Late last night my fiancee was awoken by a pain in his lower right quadrant. He got up thinking he needed to use the restroom and the pain shifted to the lower right side of his back. The pain became more intense over the next 45 minutes. He stated the pain was dull but intense, and was an 8 on a 1-10 pain scale. He has hx of kidney stones in 2009 on the same side, but states it is not the same pain. Also, he does not have any blood in his urine that is visible to the naked eye. We were just getting ready to leave to go to the ER when the pain suddenly subsided, and dropped to a 1 on pain scale. He said at that point it was still a dull pain that throbbed apporx every 10 seconds, and would occasionally spike to a 3 on the pain scale. The pain was referring towards his penis after the intensity declined. I have suggested he go to have this checked out, but would like to see if anyone has an indication as to what may be causing this? He is 34 yrs old and in great health, is not overweight, and exercises daily. It is not a muscle pain. Any information would be greatly appreciated. thanks!

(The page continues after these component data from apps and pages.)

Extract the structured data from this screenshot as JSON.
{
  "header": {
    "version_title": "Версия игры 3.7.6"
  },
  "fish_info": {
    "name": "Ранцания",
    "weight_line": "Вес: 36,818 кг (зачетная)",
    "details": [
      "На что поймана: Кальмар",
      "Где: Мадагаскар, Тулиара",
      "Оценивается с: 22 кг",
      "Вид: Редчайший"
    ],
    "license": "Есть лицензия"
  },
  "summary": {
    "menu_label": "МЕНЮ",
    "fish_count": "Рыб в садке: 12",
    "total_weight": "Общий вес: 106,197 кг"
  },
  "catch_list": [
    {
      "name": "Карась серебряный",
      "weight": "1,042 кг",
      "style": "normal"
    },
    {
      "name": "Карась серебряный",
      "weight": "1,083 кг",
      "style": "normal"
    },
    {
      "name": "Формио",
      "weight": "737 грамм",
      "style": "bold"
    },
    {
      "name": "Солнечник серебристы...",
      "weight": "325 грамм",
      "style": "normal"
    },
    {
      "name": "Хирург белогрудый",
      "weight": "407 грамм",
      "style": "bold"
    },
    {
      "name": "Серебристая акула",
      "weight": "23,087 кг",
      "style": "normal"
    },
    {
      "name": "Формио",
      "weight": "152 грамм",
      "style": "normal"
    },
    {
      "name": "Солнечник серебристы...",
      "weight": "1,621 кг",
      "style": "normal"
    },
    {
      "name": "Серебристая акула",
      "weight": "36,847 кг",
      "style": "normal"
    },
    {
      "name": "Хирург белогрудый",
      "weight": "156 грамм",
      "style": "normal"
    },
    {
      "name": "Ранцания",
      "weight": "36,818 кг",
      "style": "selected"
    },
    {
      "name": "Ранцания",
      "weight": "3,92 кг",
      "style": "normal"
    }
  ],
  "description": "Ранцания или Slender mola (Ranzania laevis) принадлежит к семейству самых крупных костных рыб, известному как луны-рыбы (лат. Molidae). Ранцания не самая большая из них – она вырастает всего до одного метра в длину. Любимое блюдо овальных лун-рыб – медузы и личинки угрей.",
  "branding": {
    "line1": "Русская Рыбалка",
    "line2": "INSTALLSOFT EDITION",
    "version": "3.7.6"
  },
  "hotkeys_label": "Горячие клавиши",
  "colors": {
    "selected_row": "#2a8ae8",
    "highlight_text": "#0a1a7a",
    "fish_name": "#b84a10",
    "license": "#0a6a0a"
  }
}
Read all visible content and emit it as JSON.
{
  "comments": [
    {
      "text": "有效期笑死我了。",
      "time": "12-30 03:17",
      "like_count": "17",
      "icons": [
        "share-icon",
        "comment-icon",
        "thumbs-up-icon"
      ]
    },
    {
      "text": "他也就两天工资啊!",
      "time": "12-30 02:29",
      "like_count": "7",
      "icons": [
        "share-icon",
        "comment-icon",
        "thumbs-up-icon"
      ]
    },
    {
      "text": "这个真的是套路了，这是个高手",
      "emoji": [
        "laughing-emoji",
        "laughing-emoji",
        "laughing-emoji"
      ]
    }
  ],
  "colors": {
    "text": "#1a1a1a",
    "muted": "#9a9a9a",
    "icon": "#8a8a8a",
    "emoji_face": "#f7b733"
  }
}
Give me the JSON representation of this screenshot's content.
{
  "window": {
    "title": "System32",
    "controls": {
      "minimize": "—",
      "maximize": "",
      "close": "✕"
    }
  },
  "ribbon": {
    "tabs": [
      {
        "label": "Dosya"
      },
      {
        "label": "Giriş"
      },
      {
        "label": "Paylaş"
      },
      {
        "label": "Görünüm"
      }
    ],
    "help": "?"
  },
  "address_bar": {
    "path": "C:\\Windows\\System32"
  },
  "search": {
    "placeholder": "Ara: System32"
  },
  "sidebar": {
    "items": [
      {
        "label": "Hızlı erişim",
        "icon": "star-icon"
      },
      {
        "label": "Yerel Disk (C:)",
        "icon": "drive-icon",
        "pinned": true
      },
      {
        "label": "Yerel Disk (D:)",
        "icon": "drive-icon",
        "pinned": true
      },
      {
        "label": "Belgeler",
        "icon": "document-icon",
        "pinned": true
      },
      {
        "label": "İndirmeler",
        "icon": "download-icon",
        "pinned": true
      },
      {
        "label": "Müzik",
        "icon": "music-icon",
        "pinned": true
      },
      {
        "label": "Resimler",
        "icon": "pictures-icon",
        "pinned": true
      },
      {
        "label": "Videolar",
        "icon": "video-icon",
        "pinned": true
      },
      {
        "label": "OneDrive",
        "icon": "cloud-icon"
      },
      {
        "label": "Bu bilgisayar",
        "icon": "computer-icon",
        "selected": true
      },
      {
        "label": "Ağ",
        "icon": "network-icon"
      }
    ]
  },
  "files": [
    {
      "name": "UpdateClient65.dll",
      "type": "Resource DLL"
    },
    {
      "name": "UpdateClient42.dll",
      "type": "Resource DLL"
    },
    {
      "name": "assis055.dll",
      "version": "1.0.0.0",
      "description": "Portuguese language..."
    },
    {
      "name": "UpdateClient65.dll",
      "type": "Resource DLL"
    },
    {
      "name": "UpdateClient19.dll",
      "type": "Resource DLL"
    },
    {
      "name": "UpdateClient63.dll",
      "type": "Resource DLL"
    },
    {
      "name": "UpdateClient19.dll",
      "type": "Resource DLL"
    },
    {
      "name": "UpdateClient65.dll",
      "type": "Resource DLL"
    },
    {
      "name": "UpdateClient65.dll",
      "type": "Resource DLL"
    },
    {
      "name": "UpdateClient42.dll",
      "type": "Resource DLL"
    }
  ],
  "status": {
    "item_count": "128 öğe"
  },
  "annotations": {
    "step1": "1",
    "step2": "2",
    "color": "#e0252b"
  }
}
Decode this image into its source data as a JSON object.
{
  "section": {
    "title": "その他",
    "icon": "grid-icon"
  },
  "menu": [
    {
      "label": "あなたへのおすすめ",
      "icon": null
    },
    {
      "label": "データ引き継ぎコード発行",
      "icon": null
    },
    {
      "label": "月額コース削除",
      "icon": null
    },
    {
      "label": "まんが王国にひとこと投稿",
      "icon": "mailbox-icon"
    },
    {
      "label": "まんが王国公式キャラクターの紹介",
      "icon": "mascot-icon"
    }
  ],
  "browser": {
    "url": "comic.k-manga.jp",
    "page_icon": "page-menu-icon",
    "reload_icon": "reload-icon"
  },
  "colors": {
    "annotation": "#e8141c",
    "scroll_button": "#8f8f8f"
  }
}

Sounds like he must have had another kidney stone attack. If it dropped that quickly then he must have passed it or it dropped into his bladder. I have passed many and have keep a prescription of toradol incase I pass another. It gets expensive running to the ER for a shot of toradol when I can have the pill form and pass the sucker at home. I would still see a Urologist to make sure he knows what the stones are made of and to make sure its not too big that it wont pass. Large stones can cause damage to the kidneys. I would imagine that the pain can very depending on the size of the stones. Hope he is doing better. If he is still in pain, have him drink some lemon juice with a bit of olive oil in it. I hear this helps the stone slide down easier. ??? Oh, and toradol is not to be taken more than like 5 days at a time. It can be harsh on the stomach but sure is nice to have on hand when needed temporarily and should be taken with food. Ask any General practitioner doctor about it.